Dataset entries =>
........

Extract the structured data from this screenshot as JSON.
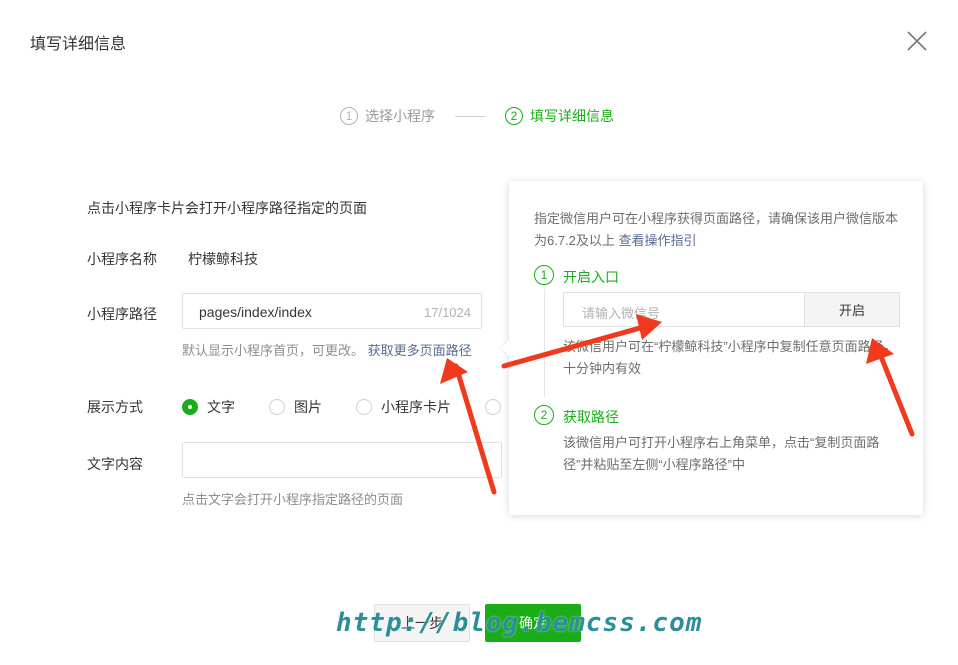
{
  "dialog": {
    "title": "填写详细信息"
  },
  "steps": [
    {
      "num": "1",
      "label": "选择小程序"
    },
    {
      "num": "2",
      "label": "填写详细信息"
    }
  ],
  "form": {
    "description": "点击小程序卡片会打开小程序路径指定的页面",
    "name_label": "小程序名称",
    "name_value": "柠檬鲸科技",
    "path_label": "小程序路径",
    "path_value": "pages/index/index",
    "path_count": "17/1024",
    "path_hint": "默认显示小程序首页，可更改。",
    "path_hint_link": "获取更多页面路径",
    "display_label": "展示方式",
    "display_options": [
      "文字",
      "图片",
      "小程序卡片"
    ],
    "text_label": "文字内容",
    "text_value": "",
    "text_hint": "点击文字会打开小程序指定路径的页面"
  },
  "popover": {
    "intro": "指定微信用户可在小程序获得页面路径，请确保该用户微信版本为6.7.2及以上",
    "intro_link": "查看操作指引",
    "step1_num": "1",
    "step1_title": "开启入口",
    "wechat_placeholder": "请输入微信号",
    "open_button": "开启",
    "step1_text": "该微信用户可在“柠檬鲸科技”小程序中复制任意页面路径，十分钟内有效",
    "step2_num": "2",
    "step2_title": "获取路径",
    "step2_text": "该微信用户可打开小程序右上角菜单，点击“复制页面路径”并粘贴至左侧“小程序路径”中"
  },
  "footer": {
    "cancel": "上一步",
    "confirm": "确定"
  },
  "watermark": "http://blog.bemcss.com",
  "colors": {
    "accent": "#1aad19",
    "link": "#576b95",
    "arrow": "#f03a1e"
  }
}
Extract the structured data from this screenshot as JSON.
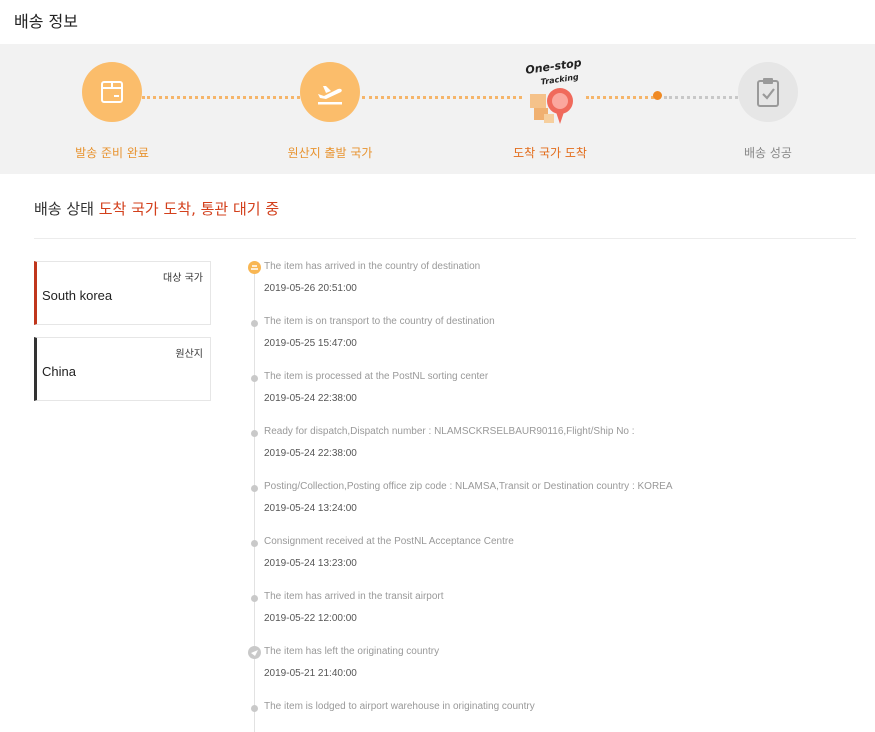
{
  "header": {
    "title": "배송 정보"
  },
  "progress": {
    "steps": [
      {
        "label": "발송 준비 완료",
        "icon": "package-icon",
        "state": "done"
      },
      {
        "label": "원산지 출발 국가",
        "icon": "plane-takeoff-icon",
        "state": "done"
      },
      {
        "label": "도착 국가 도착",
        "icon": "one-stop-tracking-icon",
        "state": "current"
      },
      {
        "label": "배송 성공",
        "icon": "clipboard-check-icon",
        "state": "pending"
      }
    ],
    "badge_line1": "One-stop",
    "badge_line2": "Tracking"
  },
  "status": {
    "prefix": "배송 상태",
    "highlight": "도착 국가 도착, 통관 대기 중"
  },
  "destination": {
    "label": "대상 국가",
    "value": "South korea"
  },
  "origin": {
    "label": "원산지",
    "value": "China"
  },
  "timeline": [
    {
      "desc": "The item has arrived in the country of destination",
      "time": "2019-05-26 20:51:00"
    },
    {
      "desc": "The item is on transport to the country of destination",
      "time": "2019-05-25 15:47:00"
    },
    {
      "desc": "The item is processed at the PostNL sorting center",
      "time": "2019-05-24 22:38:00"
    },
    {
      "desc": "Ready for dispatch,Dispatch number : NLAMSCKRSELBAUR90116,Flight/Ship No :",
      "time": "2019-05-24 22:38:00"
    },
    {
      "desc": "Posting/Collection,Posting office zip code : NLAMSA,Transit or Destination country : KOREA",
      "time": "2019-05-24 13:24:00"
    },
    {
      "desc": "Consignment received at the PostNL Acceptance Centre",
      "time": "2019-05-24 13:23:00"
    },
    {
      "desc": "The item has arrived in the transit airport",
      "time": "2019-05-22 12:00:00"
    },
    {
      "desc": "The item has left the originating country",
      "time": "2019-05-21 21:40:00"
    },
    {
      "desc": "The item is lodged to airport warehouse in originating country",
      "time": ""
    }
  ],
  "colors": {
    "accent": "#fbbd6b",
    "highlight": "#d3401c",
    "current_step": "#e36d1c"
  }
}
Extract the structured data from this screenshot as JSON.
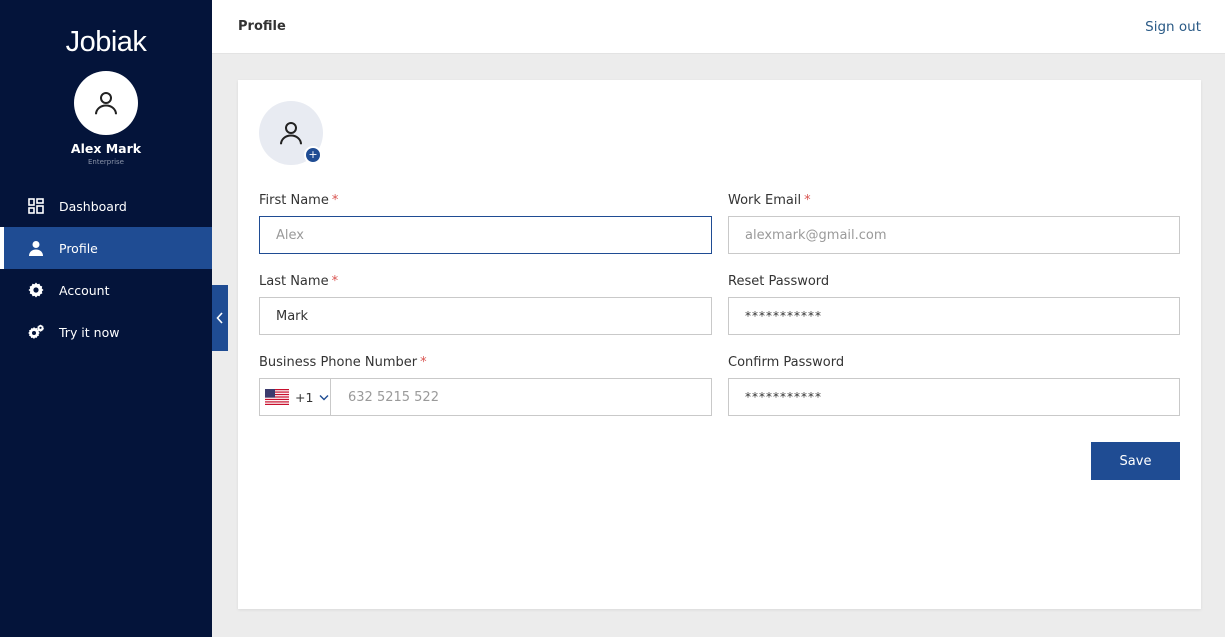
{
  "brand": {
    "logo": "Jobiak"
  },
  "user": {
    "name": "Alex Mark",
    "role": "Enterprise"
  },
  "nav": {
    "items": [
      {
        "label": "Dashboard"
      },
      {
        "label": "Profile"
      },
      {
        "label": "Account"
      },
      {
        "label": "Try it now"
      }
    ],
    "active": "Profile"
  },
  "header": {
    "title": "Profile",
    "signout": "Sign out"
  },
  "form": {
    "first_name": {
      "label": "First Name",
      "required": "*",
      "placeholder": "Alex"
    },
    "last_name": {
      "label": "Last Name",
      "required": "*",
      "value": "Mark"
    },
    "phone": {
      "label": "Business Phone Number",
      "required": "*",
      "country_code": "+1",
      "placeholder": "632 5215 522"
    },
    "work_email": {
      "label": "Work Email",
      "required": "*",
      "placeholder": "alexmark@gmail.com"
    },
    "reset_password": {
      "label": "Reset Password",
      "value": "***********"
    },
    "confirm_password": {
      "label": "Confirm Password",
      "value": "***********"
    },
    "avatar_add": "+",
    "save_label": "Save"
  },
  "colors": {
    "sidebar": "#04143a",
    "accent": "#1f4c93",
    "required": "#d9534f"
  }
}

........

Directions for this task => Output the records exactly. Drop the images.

Response =>
Extract the structured data from this screenshot as JSON.
{
  "dialog": {
    "title": "填写详细信息"
  },
  "steps": [
    {
      "num": "1",
      "label": "选择小程序"
    },
    {
      "num": "2",
      "label": "填写详细信息"
    }
  ],
  "form": {
    "description": "点击小程序卡片会打开小程序路径指定的页面",
    "name_label": "小程序名称",
    "name_value": "柠檬鲸科技",
    "path_label": "小程序路径",
    "path_value": "pages/index/index",
    "path_count": "17/1024",
    "path_hint": "默认显示小程序首页，可更改。",
    "path_hint_link": "获取更多页面路径",
    "display_label": "展示方式",
    "display_options": [
      "文字",
      "图片",
      "小程序卡片"
    ],
    "text_label": "文字内容",
    "text_value": "",
    "text_hint": "点击文字会打开小程序指定路径的页面"
  },
  "popover": {
    "intro": "指定微信用户可在小程序获得页面路径，请确保该用户微信版本为6.7.2及以上",
    "intro_link": "查看操作指引",
    "step1_num": "1",
    "step1_title": "开启入口",
    "wechat_placeholder": "请输入微信号",
    "open_button": "开启",
    "step1_text": "该微信用户可在“柠檬鲸科技”小程序中复制任意页面路径，十分钟内有效",
    "step2_num": "2",
    "step2_title": "获取路径",
    "step2_text": "该微信用户可打开小程序右上角菜单，点击“复制页面路径”并粘贴至左侧“小程序路径”中"
  },
  "footer": {
    "cancel": "上一步",
    "confirm": "确定"
  },
  "watermark": "http://blog.bemcss.com",
  "colors": {
    "accent": "#1aad19",
    "link": "#576b95",
    "arrow": "#f03a1e"
  }
}
Extract the structured data from this screenshot as JSON.
{
  "header": {
    "title": "배송 정보"
  },
  "progress": {
    "steps": [
      {
        "label": "발송 준비 완료",
        "icon": "package-icon",
        "state": "done"
      },
      {
        "label": "원산지 출발 국가",
        "icon": "plane-takeoff-icon",
        "state": "done"
      },
      {
        "label": "도착 국가 도착",
        "icon": "one-stop-tracking-icon",
        "state": "current"
      },
      {
        "label": "배송 성공",
        "icon": "clipboard-check-icon",
        "state": "pending"
      }
    ],
    "badge_line1": "One-stop",
    "badge_line2": "Tracking"
  },
  "status": {
    "prefix": "배송 상태",
    "highlight": "도착 국가 도착, 통관 대기 중"
  },
  "destination": {
    "label": "대상 국가",
    "value": "South korea"
  },
  "origin": {
    "label": "원산지",
    "value": "China"
  },
  "timeline": [
    {
      "desc": "The item has arrived in the country of destination",
      "time": "2019-05-26 20:51:00"
    },
    {
      "desc": "The item is on transport to the country of destination",
      "time": "2019-05-25 15:47:00"
    },
    {
      "desc": "The item is processed at the PostNL sorting center",
      "time": "2019-05-24 22:38:00"
    },
    {
      "desc": "Ready for dispatch,Dispatch number : NLAMSCKRSELBAUR90116,Flight/Ship No :",
      "time": "2019-05-24 22:38:00"
    },
    {
      "desc": "Posting/Collection,Posting office zip code : NLAMSA,Transit or Destination country : KOREA",
      "time": "2019-05-24 13:24:00"
    },
    {
      "desc": "Consignment received at the PostNL Acceptance Centre",
      "time": "2019-05-24 13:23:00"
    },
    {
      "desc": "The item has arrived in the transit airport",
      "time": "2019-05-22 12:00:00"
    },
    {
      "desc": "The item has left the originating country",
      "time": "2019-05-21 21:40:00"
    },
    {
      "desc": "The item is lodged to airport warehouse in originating country",
      "time": ""
    }
  ],
  "colors": {
    "accent": "#fbbd6b",
    "highlight": "#d3401c",
    "current_step": "#e36d1c"
  }
}
Extract the structured data from this screenshot as JSON.
{
  "brand": {
    "logo": "Jobiak"
  },
  "user": {
    "name": "Alex Mark",
    "role": "Enterprise"
  },
  "nav": {
    "items": [
      {
        "label": "Dashboard"
      },
      {
        "label": "Profile"
      },
      {
        "label": "Account"
      },
      {
        "label": "Try it now"
      }
    ],
    "active": "Profile"
  },
  "header": {
    "title": "Profile",
    "signout": "Sign out"
  },
  "form": {
    "first_name": {
      "label": "First Name",
      "required": "*",
      "placeholder": "Alex"
    },
    "last_name": {
      "label": "Last Name",
      "required": "*",
      "value": "Mark"
    },
    "phone": {
      "label": "Business Phone Number",
      "required": "*",
      "country_code": "+1",
      "placeholder": "632 5215 522"
    },
    "work_email": {
      "label": "Work Email",
      "required": "*",
      "placeholder": "alexmark@gmail.com"
    },
    "reset_password": {
      "label": "Reset Password",
      "value": "***********"
    },
    "confirm_password": {
      "label": "Confirm Password",
      "value": "***********"
    },
    "avatar_add": "+",
    "save_label": "Save"
  },
  "colors": {
    "sidebar": "#04143a",
    "accent": "#1f4c93",
    "required": "#d9534f"
  }
}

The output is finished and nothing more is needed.